When the lockdown occurred, Shin’s view on the topic began to shift. She began to reflect on the “eerie resonance” she saw in the growing number of digital representations people create in digital spaces. “When we started filming, I would hear that everyone is going to have an avatar in five to ten years,” explains Shin, “I didn’t give it much thought, but now I realize that even with Zoom, there are filters that make you look better than you actually do. There are avatars that have been developed to represent you on digital platforms.” During COVID, in particular, “this has become another extension of how we interact with one another.”
This need to navigate virtual interconnections has also been shared with local filmmakers. “The Canadian documentary filmmaking community is really tight,” Shin says, noting that she connects with fellow filmmakers online through a Yahoo group that invites collaboration over competition. “We have a mutual admiration for the passion behind these projects and want to support one another,” notes Shin. “As Canadians, we’re uniquely poised to be on the pulse of what’s happening, while having an objective and critical point of view about it.”
Shin’s film employs this multifaceted point of view, which speaks to the complexity of the subject. For much of the film, we hear from voices that enthusiastically embrace some of the more optimistic facets of the transhumanistic dream. Shin also provides space for perspectives that argue the endeavour is folly. They say AI merely mimicks human thought and reduces the mind to a series of snapshots that serve as touchstone moments. This balance was key for Shin. “It’s important to incorporate other voices because there are so many moral issues around the development of this technology, about where and how we choose to use our resources and how AI is developed.”
Shin argues that considerations of AI are especially relevant when social media dominates access to information. “I started this film believing that an avatar is not going to make you immortal. I started out as a skeptic, an anti-avatar, anti-artificial immortality person, and now I’m more in the middle,” admits Shin.

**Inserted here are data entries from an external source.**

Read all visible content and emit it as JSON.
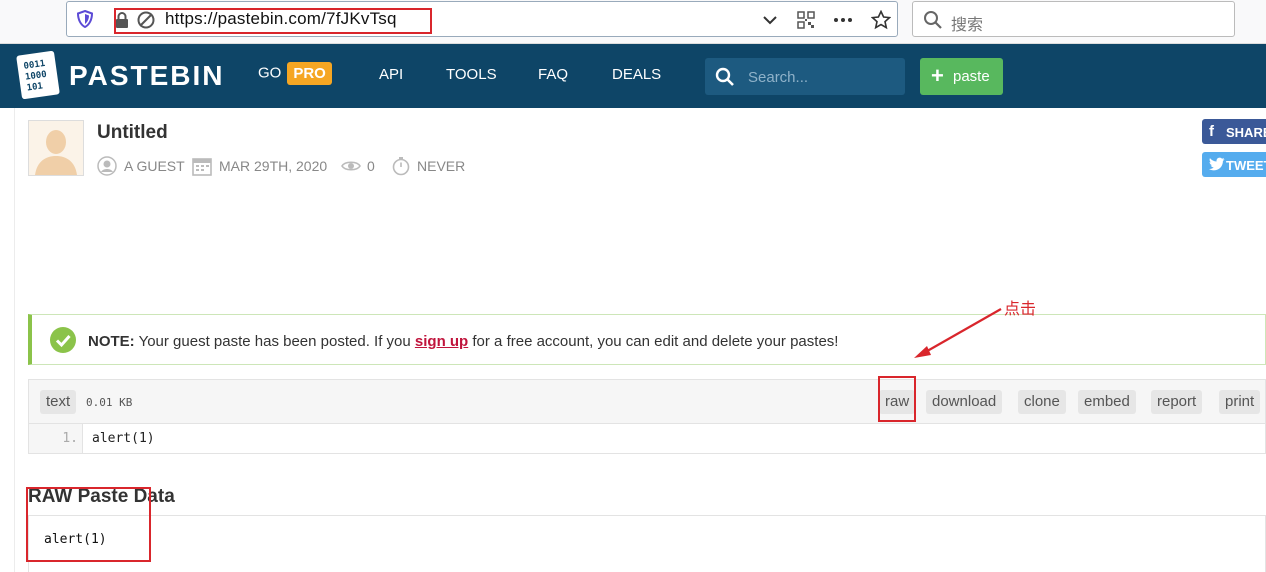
{
  "browser": {
    "url": "https://pastebin.com/7fJKvTsq",
    "search_placeholder": "搜索"
  },
  "header": {
    "logo_text": "PASTEBIN",
    "nav": {
      "go": "GO",
      "pro": "PRO",
      "api": "API",
      "tools": "TOOLS",
      "faq": "FAQ",
      "deals": "DEALS"
    },
    "search_placeholder": "Search...",
    "paste_button": "paste"
  },
  "paste": {
    "title": "Untitled",
    "author": "A GUEST",
    "date": "MAR 29TH, 2020",
    "views": "0",
    "expiry": "NEVER"
  },
  "share": {
    "facebook": "SHARE",
    "twitter": "TWEET"
  },
  "note": {
    "label": "NOTE:",
    "text_before": " Your guest paste has been posted. If you ",
    "link": "sign up",
    "text_after": " for a free account, you can edit and delete your pastes!"
  },
  "annotation": {
    "text": "点击"
  },
  "code": {
    "syntax": "text",
    "size": "0.01 KB",
    "actions": [
      "raw",
      "download",
      "clone",
      "embed",
      "report",
      "print"
    ],
    "line_number": "1.",
    "line": "alert(1)"
  },
  "raw_section": {
    "title": "RAW Paste Data",
    "content": "alert(1)"
  },
  "colors": {
    "header_bg": "#0e4567",
    "pro_badge": "#f5a623",
    "paste_button": "#58b85e",
    "note_accent": "#8bc34a",
    "annotation_red": "#d9262c",
    "facebook": "#3b5998",
    "twitter": "#55acee"
  }
}
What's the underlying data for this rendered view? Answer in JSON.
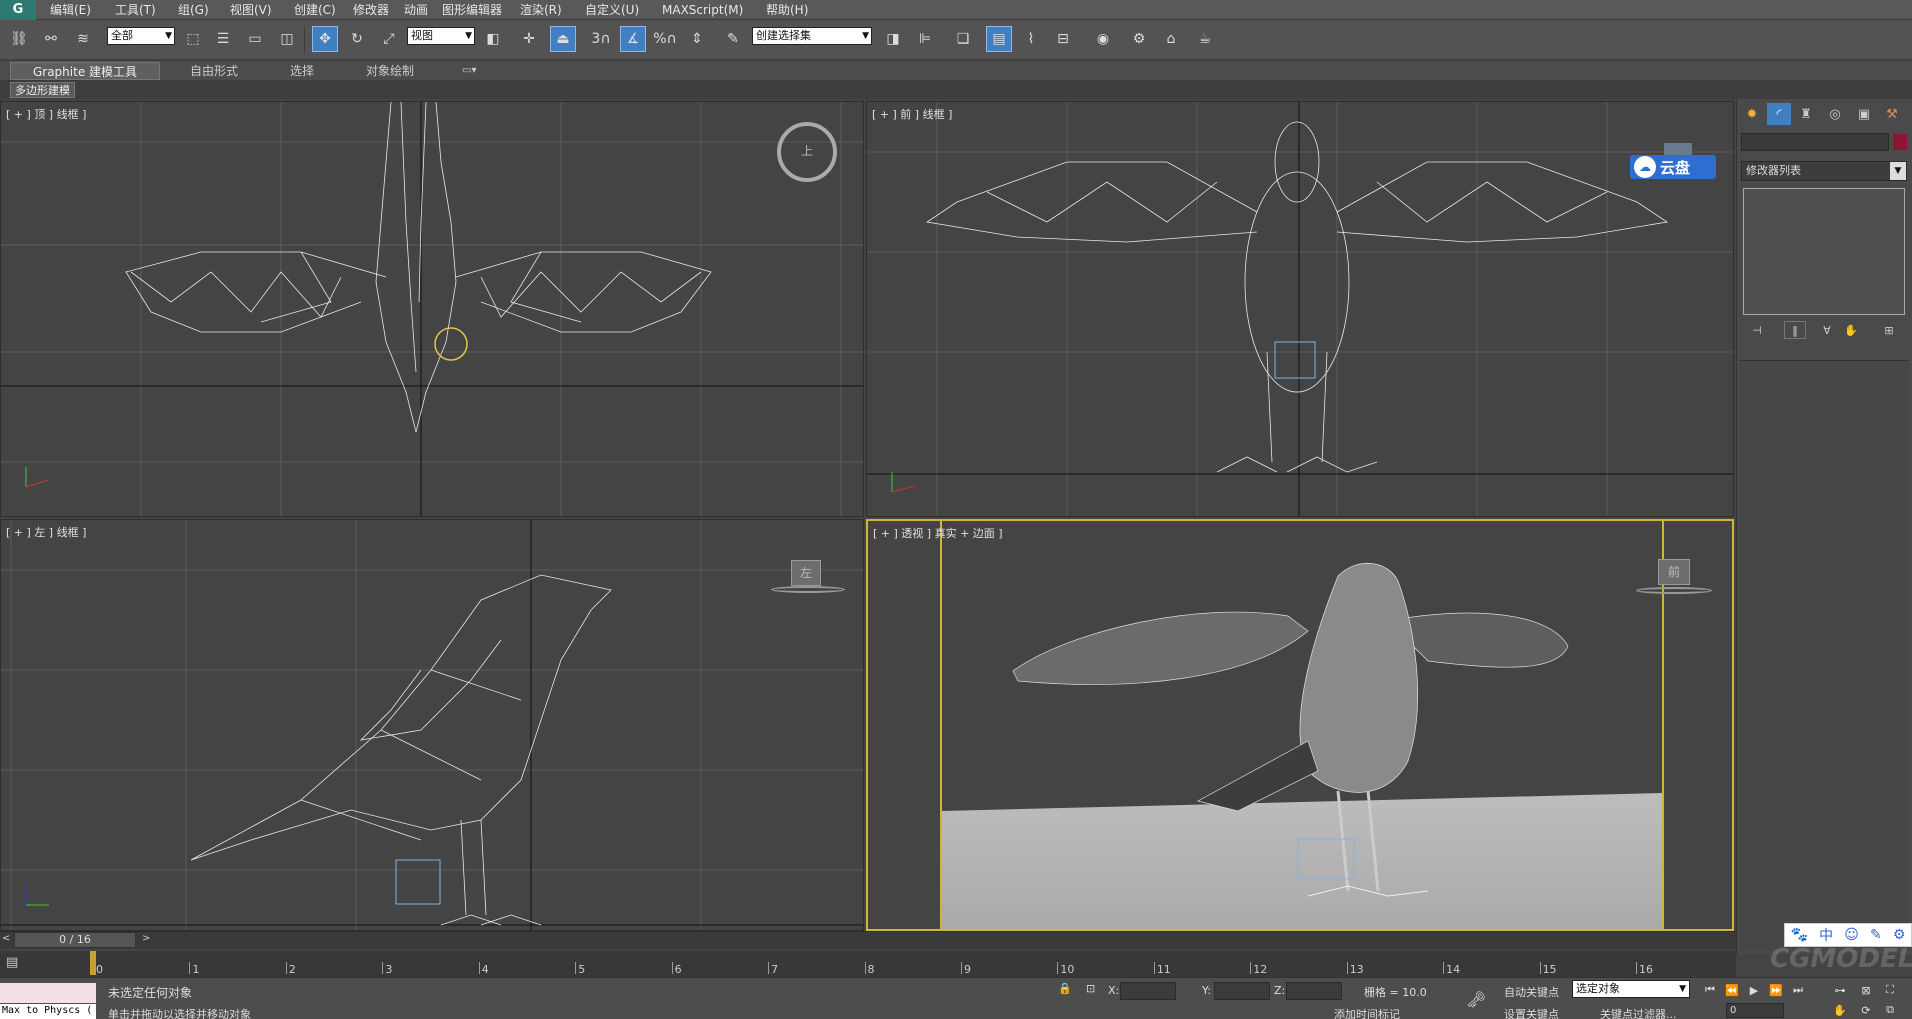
{
  "menu": {
    "logo": "G",
    "items": [
      "编辑(E)",
      "工具(T)",
      "组(G)",
      "视图(V)",
      "创建(C)",
      "修改器",
      "动画",
      "图形编辑器",
      "渲染(R)",
      "自定义(U)",
      "MAXScript(M)",
      "帮助(H)"
    ]
  },
  "toolbar": {
    "selection_filter": "全部",
    "reference_coord": "视图",
    "named_selection_set": "创建选择集",
    "snap_label": "3",
    "percent_snap": "%"
  },
  "ribbon": {
    "tabs": [
      "Graphite 建模工具",
      "自由形式",
      "选择",
      "对象绘制"
    ],
    "subtab": "多边形建模"
  },
  "viewports": {
    "top": {
      "label": "[ + ] 顶 ] 线框 ]",
      "cube": "上"
    },
    "front": {
      "label": "[ + ] 前 ] 线框 ]"
    },
    "left": {
      "label": "[ + ] 左 ] 线框 ]",
      "cube": "左"
    },
    "persp": {
      "label": "[ + ] 透视 ] 真实 + 边面 ]",
      "cube": "前"
    }
  },
  "cloud": {
    "label": "云盘"
  },
  "command_panel": {
    "modifier_list": "修改器列表"
  },
  "timeline": {
    "frame_counter": "0 / 16",
    "labels": [
      "0",
      "1",
      "2",
      "3",
      "4",
      "5",
      "6",
      "7",
      "8",
      "9",
      "10",
      "11",
      "12",
      "13",
      "14",
      "15",
      "16"
    ]
  },
  "status": {
    "maxscript": "Max to Physcs (",
    "selection": "未选定任何对象",
    "prompt": "单击并拖动以选择并移动对象",
    "x_label": "X:",
    "y_label": "Y:",
    "z_label": "Z:",
    "grid": "栅格 = 10.0",
    "auto_key": "自动关键点",
    "set_key": "设置关键点",
    "key_mode": "选定对象",
    "add_time_tag": "添加时间标记",
    "key_filters": "关键点过滤器...",
    "current_frame": "0"
  },
  "ime": {
    "lang": "中"
  },
  "watermark": "CGMODEL.CN"
}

One could say that film itself provides a kind of immortality, and it’s easy to see how the doc offers a lasting repository for Shin. It preserves this stage of her career, from the late period of her father’s life to the inquisitiveness of her adolescent children who continue to build their own memories and experiences.
“That is something we wrestled with it a lot during the making and the editing of this film,” says Shin. “What is the difference between becoming truly immortal, and just having an amazing legacy with high fidelity? I think that filmmaking or writing or any kind of art leaves a legacy. Before, it was texts, paintings, and drawings. Then it became photographs and then videos, and now AI avatars are the latest thing.”
Shin remains skeptical that the artificial version could truly replace what makes us human. “I think that I’m spiritual at heart,” she says. Despite the journey she took with this project, Shin believes that the AI process “is not really gaining true immortality.” As for how she sees her own filmmaking, Shin’s perspective is uniquely human. “Like all artists, I’m driven, I’m curious, I want to investigate and create,” she observes. “This is my process of just being in the world, to channel this piece of history that I’m living through.”
Hot Docs runs April 29 to May 9.
Update: A.rtificial I.mmortality opens virtually at TIFF Lightbox on Sept. 24.